"It seemed like I spent a lot of time thinking about Derek in Little League," Dr. Jeter said. "Opening Day, walking the parade with his uniform on, and he's stepping up with his shoulders back and smiling -- so proud to be part of a team as he heads to the field. Some of that enthusiasm, I still see now."
The spirit of the award is captured by a 1957 profile on Stan Musial, when Andre Laguerre wrote, "The victory may have been his, but it is not for the victory alone that he is honored. Rather it is for the quality of his effort and the manner of his striving."
Sportsmen of the Year
Fourteen baseball players and one team have received Sports Illustrated's Sportsman of the Year award since its inception in 1954.
Willie Stargell (with Terry Bradshaw)
Cal Ripken Jr.
Mark McGwire/Sammy Sosa
Curt Schilling/Randy Johnson
Boston Red Sox
That screams 'Jeter' to SI group editor Terry McDonell, who has been considering naming Jeter the Sportsman since he first accepted his job 10 years ago.
"This award is not really about statistics or numbers," McDonell said. "It's about character, off the field and on. The mix of that rewards all fans. I can't think of anyone who more exemplifies that than Derek Jeter."
A star on the playing field, Jeter has also distributed more than $10 million to students through his Turn 2 Foundation, which he founded as a rookie in 1996 over pizza in a Detroit hotel room with his father.
"When you think about being a good sportsman, there's a lot of things that come to mind," Jeter said. "People tell you it's success on the baseball field, and I think that's part of it. I also think there's a lot of qualities that go into it -- hard work, dedication, pride, humility. These are all things that I learned at a very young age."

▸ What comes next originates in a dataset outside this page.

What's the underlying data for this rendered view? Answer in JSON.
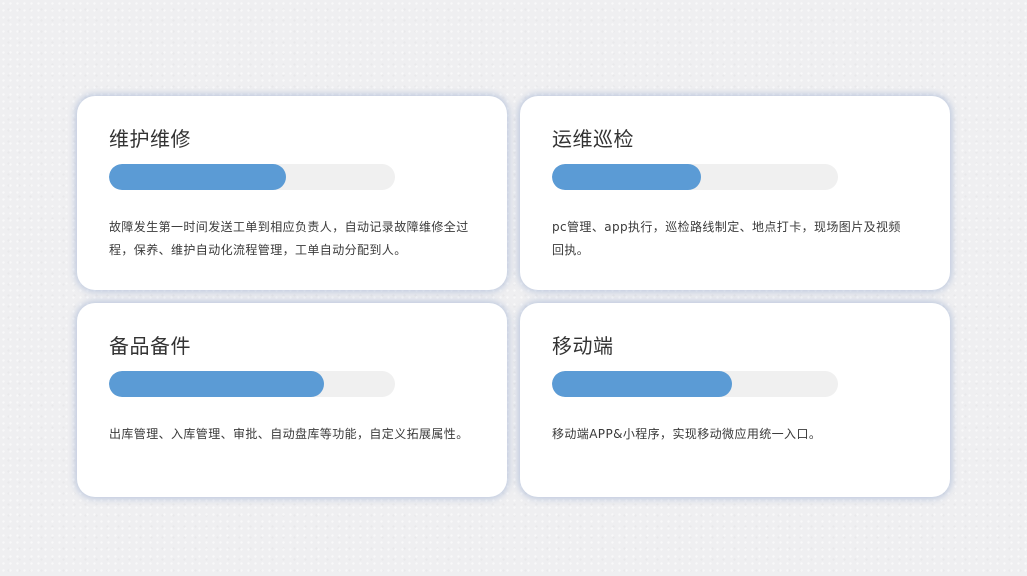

He has had to, as a survival tool of sorts. Jeter debuted with the Yankees as a 20-year-old in 1995 and compared his life to the 1998 movie 'The Truman Show,' where Jim Carrey's character grows up in front of a television audience. Jeter's life has been like that in some ways, but he has not permitted it to change him.

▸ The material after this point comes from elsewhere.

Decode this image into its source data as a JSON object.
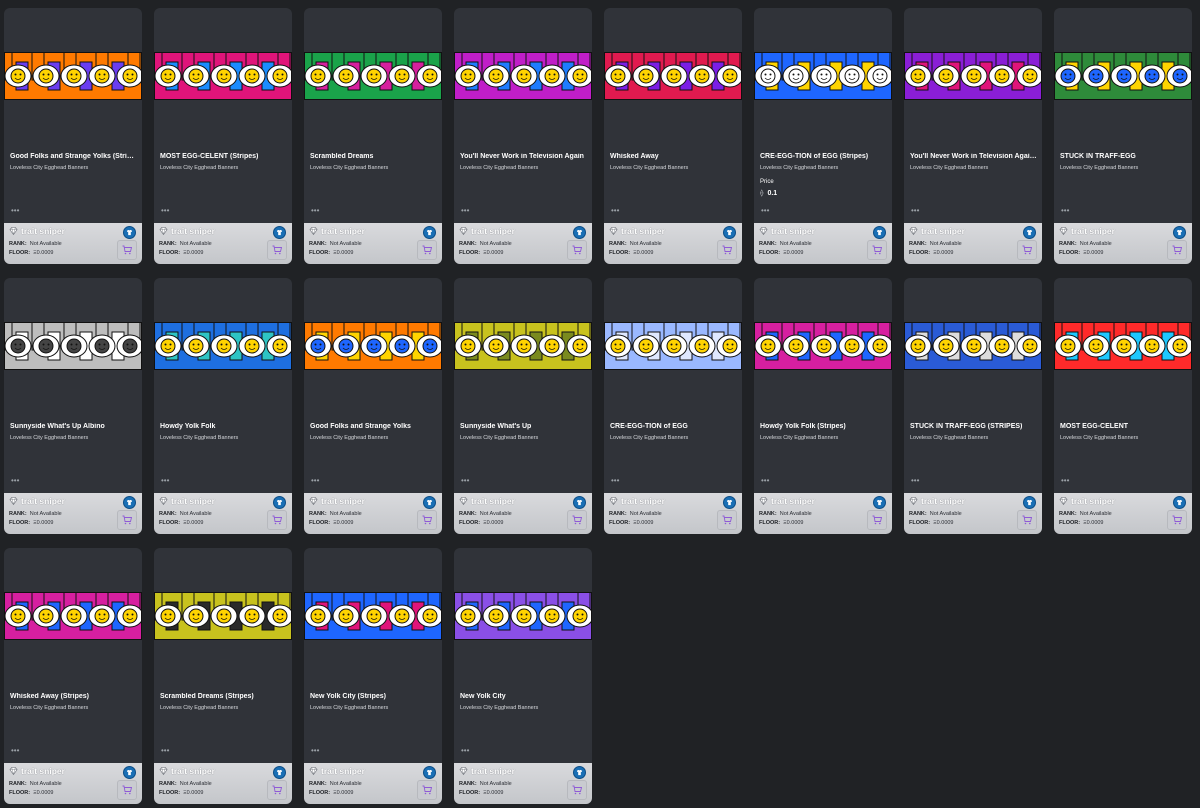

"There have been a lot of athletes who came to New York and were eaten up by everything," said former NFL quarterback Boomer Esiason. "It's been amazing watching him over the years, what he's done here and how he's done it. He has a level of class and professionalism. That's the quintessential athlete and the Sportsman of the Year that you want. SI got it right on this one."
That Little Leaguer is still part of Jeter, whether he is chatting with fans near the on-deck circle before an at-bat or sliding into second base during the World Series, remarking to Phillies shortstop Jimmy Rollins, "That's not bad ... for a guy who's getting old."
"To me, it's impossible to do well unless you have fun," Jeter said. "I want to play as long as I'm having fun, and I'm having a blast right now."
For Jeter, the Sportsman of the Year Award is just one more cherry on top of a sweet pile that has included serving as the captain of the Team USA entry in the World Baseball Classic, plus winning the Gold Glove and Silver Slugger Awards.
Before hoisting the World Series trophy above Yankee Stadium, the 35-year-old future Hall of Famer also was named the AL recipient of the Hank Aaron Award -- given to the best hitter in each league -- and Major League Baseball's Roberto Clemente Award, bestowed upon players who not only succeed on the field, but off of it with community involvement.
"He's had a heck of a year," Selig said. "When you think back in his career, playing in New York is not an easy place for a player to play, through some troubling times. He's been a remarkable person."
Jeter becomes SI's 14th baseball honoree, joining sports legends like Muhammad Ali, Lance Armstrong, Michael Jordan, Jack Nicklaus and Tiger Woods on a list to end all lists.
"This has been unbelievable," Jeter said. "Really, what else can happen in one year? It's been a tremendous year for us, and it all starts with us winning. To get this on top of it, it's pretty special."
Bryan Hoch is a reporter for MLB.com. This story was not subject to the approval of Major League Baseball or its clubs.